But this “hands off” strategy has been criticized by nationalist leaders in Japan who are looking to change the current arrangement. According to an April report in the Japan Times, Tokyo’s Governor Shintaro Ishiara said that the Tokyo Metropolitan Government was negotiating with the landowners to purchase the islands by the end of 2012. “Tokyo will protect the Senkaku Islands. No matter which country dislikes it, no one should have a problem,” Governor Ishiara said in April. Since then, the Tokyo Metropolitan Government “has set up a bank account to collect donations for the purchase,” according to The Washington Post, which by some reports collected nearly a billion yen ($13 million) in one month.
The U.S. Navy, Japan Maritime Self-Defense Force and Republic of Korea Navy conducted trilateral exercises in the East China Sea on June 21, 2012. According to the U.S. Navy, the exercises are intended “to improve interoperability, readiness and the capability to respond quickly to various situations in the region, ranging from disaster relief to maritime security activities.”
Like the neighboring South China Sea, the East China Sea is prone to territorial disputes, including competing claims from China and Japan over the Diaoyu/Senkaku Islands.
Photo: Courtesy of Lieutenant Commander Denver Applehans and the U.S. Navy.
Japan’s Prime Minister Yoshihiko Noda cautioned on Friday that Japan could not afford to keep its nuclear reactors offline. “Cheap and stable electricity is vital. If all the reactors that previously provided 30% of Japan's electricity supply are halted, or kept idle, Japanese society cannot survive,” Noda said in a televised address.
During the 10-minute speech, Prime Minister Noda emphasized the national security concerns of relying more on imported energy to compensate for the decline of domestic power generated from its nuclear reactors. Noda said that, “Japan needed nuclear power to avoid relying too heavily on oil and natural gas from the politically volatile Middle East,” The New York Times reported.

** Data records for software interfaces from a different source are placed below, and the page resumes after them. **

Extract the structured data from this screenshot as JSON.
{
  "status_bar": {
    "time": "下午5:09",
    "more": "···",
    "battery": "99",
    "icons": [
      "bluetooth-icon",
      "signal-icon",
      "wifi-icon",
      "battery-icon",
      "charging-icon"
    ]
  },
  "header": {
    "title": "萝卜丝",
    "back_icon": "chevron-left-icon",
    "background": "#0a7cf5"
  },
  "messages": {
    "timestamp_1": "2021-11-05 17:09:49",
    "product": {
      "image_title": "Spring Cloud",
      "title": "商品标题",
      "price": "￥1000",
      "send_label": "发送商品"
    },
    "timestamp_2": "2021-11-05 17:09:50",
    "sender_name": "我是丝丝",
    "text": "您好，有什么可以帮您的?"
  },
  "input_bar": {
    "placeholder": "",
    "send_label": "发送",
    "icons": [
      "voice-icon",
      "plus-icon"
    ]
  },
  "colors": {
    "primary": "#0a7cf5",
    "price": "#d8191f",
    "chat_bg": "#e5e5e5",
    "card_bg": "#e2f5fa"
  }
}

Since last year’s Fukushima Dai-ichi nuclear accident, Japan has burned about 135.5 percent more oil, the International Energy Agency reports. The increased oil consumption has likely contributed to a greater dependence on Middle East petroleum – although imports may also be coming from Southeast Asia neighbors, like Brunei.
Japanese officials shutdown the last of 50 nuclear reactors late Saturday evening, taking the country off of nuclear power for the first time in more than four decades. Most of Japan’s nuclear reactors will remain idle for the foreseeable future as they undergo stress tests to determine their ability to stand up against a major disaster, a measure introduced after the March 2011 triple disaster that crippled the Fukushima Dai-ichi nuclear power plant and left the country’s nuclear-power future in a tailspin.
Japanese officials remain concerned that the country could experience electricity shortages during the peak summer months without nuclear power, which previously provided approximately 30 percent of Japan’s total electricity demand. A panel of experts reported to Japanese policymakers in April that nine utilities could see electricity shortfalls in August. As a result, Japanese officials may power up two reactors during the summer in order to meet electricity demand. The Japanese Times reports that “Last month, Prime Minister Yoshihiko Noda and key members of his Cabinet decided that firing up the No. 3 and 4 reactors at the Oi power station is essential to ensure a stable supply of electricity in the Kansai region in summertime,” even as the country continues to reduce its reliance on nuclear power. It is not clear if those two reactors will be back online by the summer.